It remains to be seen whether the Postal Service had a duty to bargain with the Union under the circumstances in this case. As we discussed earlier, however, entering into negotiations with one or more representative unions about the nature and extent of the response to such an incident likely would be an involved process, undoubtedly delaying notice to affected persons, along with the kinds of monitoring and other services typically provided to affected members and intended to help safeguard them from harm. Such a delay is precisely counter to a key purpose of all of the breach notification laws – provide speedy notice. So what is a company to do that has workers represented by a union?
Businesses are beginning to see that data breaches are a real threat, and can affect any organization, large or small. Purchases of cyber insurance are up, and companies are beginning to take steps to be prepared. For example, many are vetting their policies and procedures to make sure they understand and have reasonably addressed their risks and vulnerabilities in order to minimize a breach in the first place. In addition to addressing risk through insurance, some companies will undergo “tabletop” exercises, a helpful tool that typically involves gathering key members of management together to run through various data breach scenarios and assess how prepared they really are.

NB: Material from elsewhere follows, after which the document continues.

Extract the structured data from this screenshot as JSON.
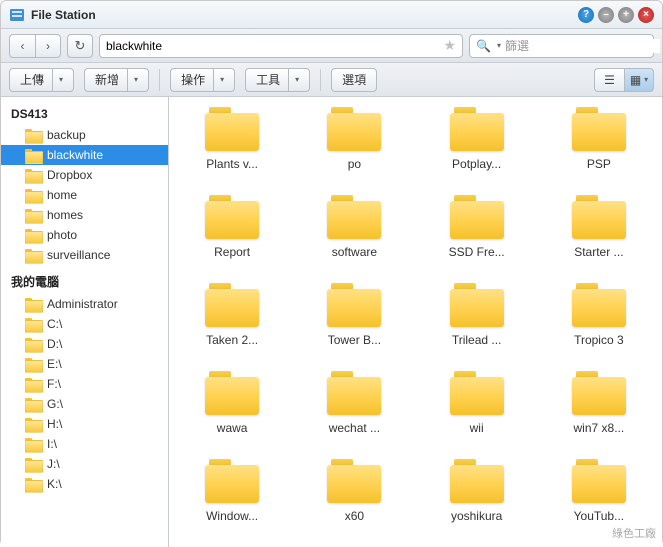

Businesses with employees represented by unions have an additional challenge – is it better to risk a claim for undue delay in breach notification and mitigation by an employee or federal or state enforcement agency on account of union negotiations, or a charge by the union representing the employees that the company did not bargain with the union about the response. In addition to the steps referenced in the paragraph above, these businesses may want to consider including data breach response and related benefits as part of their overall labor relations strategies. That is, where possible, reach some agreement ahead of time with the union on how the company will respond to a breach in the event one occurs, and incorporate that agreement into the company’s data breach response planning. This will help the company be in a position to respond timely under the applicable breach notification law(s), and hopefully avoid confrontation with the union.